Centres of Diversity
It is interesting to consider where food plants originate, for there you will find the wild relatives and therefore the greatest diversity. There the cultivated interacts with the wild. The eight recognised centres of diversity of domesticated crops are animated on a Gene Libraries map with just a few examples of crops that originate in each:
- South East Asia – mandarin, banana, sugar cane
- East Asia – orange, soya bean, tea
- South Asia – rice, cucumber, eggplant
- Middle East – onion, apple, wheat
- East Africa – coffee, watermelon
- Mediterranean – pea, lettuce, grape
- South America – potato, tomato, bean
- Central America – corn, squash, chili, cocoa
- From these centres domesticated plants spread across the globe.
Seed Collecting and Replanting
Leaving plants go to seed is only part of the natural process, as Dr Saviana Parodi, an Italian gardening microbiologist, explains. Collecting and cleaning seeds is also fairly simple. We see a peach seed sprouting into a seedling (grown in the vineyards of the northern Pyrenees), rice heads in India, the collecting of broccoli seed capsules and the shaking of small black onion seeds from a seed head.
Included in the definition of “seeds”, are propagules, that is cuttings, divisions, roots and tubers, of plants propagated vegetatively. We see sweet potato tubers, a PNG woman diving into a pile of compost with a cutting of sweet potato.
Good Seeds are the Basis of Good Food
Only good seed can produce nutritious, delicious food. We see coffee raked in India, broad beans picked in a small garden in Italy, bamboo shoots being steamed in Taiwan, choko tips going onto a pot on a fire in PNG, and an earth oven with sweet potatoes, bananas, taro, chokos and ferns.
We spent time with all these seed guardians while filming. They often take part in projects we work with. We visited their gardens and ate the food they produced from them – Anna’s broad beans (by the way originating in the Mediterranean area), Emilio’s lettuce, Ennio’s tomatoes, Ilia’s zucchini, traditional rice from a wheelbarrow in a Hindu snake temple, at Subramania, India, delicious local food from the PNG earth oven and we tasted Joseph’s wine and peaches. The best!

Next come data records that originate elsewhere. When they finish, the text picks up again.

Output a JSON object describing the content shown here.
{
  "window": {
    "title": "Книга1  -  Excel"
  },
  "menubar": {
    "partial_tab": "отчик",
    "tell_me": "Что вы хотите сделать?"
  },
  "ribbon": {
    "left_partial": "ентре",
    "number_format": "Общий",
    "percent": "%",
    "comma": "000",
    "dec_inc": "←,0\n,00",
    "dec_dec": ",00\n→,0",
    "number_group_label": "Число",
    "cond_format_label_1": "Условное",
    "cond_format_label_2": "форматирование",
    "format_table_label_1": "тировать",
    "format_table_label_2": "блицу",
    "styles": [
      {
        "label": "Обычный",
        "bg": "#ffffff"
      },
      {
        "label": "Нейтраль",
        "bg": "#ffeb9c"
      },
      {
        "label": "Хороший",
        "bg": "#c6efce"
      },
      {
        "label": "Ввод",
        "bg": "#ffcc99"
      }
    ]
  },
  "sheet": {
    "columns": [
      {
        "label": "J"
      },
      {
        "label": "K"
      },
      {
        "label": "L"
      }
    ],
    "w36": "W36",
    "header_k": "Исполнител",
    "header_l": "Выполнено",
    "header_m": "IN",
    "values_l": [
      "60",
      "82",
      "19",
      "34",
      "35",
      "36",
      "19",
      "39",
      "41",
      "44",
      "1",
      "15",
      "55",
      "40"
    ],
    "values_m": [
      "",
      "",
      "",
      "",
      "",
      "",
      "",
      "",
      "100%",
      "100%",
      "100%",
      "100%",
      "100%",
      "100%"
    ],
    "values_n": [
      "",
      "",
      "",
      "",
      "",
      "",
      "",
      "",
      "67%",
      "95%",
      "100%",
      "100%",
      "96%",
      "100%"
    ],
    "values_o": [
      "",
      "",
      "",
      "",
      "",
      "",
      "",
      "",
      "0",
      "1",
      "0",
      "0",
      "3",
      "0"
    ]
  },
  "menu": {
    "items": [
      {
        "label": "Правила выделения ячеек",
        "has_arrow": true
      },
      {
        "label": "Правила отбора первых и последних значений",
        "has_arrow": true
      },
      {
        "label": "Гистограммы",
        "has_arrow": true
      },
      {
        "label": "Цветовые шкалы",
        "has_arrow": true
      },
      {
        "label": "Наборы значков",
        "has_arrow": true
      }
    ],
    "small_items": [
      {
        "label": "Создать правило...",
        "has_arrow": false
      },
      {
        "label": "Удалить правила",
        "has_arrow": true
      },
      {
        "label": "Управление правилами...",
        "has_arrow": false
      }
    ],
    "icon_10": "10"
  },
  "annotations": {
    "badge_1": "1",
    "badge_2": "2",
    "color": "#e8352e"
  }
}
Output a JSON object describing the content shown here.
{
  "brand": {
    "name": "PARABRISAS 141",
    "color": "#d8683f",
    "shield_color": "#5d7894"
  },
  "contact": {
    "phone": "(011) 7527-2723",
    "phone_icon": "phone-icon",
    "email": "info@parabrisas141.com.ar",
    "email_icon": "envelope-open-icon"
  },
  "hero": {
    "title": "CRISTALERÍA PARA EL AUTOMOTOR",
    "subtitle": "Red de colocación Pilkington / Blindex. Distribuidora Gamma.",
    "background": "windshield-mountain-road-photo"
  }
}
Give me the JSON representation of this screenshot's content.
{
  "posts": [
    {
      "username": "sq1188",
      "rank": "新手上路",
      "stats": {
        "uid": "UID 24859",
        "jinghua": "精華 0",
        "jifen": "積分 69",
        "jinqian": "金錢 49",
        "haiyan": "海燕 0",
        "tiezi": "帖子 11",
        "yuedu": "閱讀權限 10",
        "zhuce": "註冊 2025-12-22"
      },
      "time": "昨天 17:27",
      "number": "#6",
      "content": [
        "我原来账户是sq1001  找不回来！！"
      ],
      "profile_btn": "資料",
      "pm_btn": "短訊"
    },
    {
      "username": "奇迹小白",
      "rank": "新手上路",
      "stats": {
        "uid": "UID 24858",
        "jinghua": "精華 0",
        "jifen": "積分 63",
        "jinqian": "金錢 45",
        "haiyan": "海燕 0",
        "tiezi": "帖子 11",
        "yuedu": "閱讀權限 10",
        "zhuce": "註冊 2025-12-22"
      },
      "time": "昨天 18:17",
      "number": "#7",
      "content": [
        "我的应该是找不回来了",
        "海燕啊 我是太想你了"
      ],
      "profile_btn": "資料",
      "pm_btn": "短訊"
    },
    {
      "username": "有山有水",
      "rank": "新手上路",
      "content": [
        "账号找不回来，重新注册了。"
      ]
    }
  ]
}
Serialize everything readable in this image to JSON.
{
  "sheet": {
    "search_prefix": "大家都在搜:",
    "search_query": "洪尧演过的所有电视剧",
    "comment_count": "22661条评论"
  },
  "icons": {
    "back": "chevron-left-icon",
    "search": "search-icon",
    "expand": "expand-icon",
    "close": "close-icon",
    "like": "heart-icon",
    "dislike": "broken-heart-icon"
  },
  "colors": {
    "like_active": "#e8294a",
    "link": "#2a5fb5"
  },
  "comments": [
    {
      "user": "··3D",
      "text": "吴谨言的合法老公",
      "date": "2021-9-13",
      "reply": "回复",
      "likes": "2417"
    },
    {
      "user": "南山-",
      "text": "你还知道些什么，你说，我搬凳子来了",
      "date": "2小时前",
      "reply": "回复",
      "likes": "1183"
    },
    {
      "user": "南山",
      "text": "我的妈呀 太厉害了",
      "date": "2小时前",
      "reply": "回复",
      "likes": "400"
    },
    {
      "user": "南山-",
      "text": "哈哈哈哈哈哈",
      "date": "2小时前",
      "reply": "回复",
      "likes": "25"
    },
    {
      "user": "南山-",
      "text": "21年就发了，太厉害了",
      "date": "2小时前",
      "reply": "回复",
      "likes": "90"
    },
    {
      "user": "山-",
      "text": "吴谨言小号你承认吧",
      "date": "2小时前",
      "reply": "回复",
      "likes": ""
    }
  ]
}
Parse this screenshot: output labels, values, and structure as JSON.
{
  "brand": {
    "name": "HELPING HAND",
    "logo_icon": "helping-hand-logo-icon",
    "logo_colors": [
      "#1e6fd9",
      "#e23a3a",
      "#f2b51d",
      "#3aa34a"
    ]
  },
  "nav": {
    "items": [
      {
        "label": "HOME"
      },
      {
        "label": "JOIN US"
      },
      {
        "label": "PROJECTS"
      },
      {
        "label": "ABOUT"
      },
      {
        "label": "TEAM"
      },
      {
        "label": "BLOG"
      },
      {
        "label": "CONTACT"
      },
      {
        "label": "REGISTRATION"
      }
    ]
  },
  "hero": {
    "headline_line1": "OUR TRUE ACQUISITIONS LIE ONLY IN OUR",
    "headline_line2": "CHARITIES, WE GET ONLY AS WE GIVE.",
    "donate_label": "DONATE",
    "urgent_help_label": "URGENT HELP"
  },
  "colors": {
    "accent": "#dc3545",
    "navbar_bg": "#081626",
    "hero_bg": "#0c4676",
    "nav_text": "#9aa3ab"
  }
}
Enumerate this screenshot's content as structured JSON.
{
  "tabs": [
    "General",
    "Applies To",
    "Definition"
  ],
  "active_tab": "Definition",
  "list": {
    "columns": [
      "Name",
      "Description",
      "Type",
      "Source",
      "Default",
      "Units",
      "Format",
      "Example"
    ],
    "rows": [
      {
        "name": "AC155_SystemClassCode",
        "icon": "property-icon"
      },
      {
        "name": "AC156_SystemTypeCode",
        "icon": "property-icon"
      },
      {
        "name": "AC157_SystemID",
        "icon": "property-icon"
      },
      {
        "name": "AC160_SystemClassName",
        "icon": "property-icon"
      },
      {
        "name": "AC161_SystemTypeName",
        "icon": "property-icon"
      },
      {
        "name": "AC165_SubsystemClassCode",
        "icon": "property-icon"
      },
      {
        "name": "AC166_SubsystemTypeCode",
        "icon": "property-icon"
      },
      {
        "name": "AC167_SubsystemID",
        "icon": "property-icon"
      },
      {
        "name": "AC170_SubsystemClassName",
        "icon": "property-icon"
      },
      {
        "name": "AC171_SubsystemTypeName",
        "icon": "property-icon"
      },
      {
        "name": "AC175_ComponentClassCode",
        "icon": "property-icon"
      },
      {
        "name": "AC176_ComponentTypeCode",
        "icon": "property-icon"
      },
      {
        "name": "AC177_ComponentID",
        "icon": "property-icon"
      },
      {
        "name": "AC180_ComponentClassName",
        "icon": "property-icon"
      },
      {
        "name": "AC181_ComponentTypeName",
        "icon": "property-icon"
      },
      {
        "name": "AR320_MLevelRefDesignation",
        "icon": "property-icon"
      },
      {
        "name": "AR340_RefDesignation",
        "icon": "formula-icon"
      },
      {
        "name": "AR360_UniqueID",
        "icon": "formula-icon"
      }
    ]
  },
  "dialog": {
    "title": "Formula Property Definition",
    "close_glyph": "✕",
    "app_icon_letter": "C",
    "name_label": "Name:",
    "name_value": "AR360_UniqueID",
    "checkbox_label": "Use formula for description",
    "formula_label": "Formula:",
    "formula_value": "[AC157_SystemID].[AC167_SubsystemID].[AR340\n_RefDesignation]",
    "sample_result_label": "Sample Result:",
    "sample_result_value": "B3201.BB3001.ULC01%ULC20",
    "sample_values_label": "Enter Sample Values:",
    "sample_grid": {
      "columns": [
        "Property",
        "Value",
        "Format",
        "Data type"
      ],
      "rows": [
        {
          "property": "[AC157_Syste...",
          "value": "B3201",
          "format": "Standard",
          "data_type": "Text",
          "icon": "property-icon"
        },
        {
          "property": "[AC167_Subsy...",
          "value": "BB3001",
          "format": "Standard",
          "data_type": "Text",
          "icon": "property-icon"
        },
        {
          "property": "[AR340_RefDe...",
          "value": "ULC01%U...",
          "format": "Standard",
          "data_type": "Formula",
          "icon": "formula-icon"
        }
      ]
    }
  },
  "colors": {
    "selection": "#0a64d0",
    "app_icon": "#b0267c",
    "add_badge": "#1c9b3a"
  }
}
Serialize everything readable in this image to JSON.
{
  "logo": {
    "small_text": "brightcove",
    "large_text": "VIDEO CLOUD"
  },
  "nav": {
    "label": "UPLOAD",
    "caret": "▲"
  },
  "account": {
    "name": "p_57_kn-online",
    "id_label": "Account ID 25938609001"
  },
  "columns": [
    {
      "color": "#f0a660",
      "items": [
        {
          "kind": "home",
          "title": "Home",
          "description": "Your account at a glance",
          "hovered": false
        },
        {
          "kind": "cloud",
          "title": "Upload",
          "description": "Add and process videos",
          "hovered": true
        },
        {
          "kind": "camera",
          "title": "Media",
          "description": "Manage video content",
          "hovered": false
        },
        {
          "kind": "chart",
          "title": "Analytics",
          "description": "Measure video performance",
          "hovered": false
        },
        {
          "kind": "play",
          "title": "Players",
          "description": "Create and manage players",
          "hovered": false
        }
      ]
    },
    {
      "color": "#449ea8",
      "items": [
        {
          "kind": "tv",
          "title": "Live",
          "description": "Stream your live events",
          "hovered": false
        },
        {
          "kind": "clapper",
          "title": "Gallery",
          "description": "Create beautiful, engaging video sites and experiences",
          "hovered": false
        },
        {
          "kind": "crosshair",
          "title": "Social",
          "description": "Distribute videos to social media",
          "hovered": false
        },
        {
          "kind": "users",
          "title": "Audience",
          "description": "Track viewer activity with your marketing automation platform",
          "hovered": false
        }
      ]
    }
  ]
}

As the former Minister for Education and for Agriculture of the Solomon Islands, the late Joini Tutua, says, “After every quarrel or tribal fighting, only food brings our people together.” In the Pacific, on these festive occasions, sharing food can lead to sharing planting material, especially when vegetatively propagated, like exchanging yams or taro.
Know the Guardians of the Seed
The guardians of the seed can do many other things as well. They include Solomon Islands boys who can play bamboo drums, PNG dancing farmers and women and kids selling their produce on the Tari market in the southern highlands of PNG.
Kids just love handling and planting seeds. Let us not forget to spread the seed saving message in schools. In Perugia, Italy, we filmed Montessori students who had a project to collect seeds of local varieties of vegetables from elderly gardeners in their community gardens and grow them out. One of them, Emilio Gioianotti, exclaims, “I love this project!”
As Anna, a gardening psychologist in Castelgiorgio, Italy, says, “It’s a choice made to preserve an enormous richness. It’s about avoiding homogenisation and GM products. In order not to lose our seeds we need more guardians.”
As Alice Takiwatan, a Bunun tribal woman in Taiwan says, “We are the Earth’s people. We take care of her.”
Yes, we can save seeds.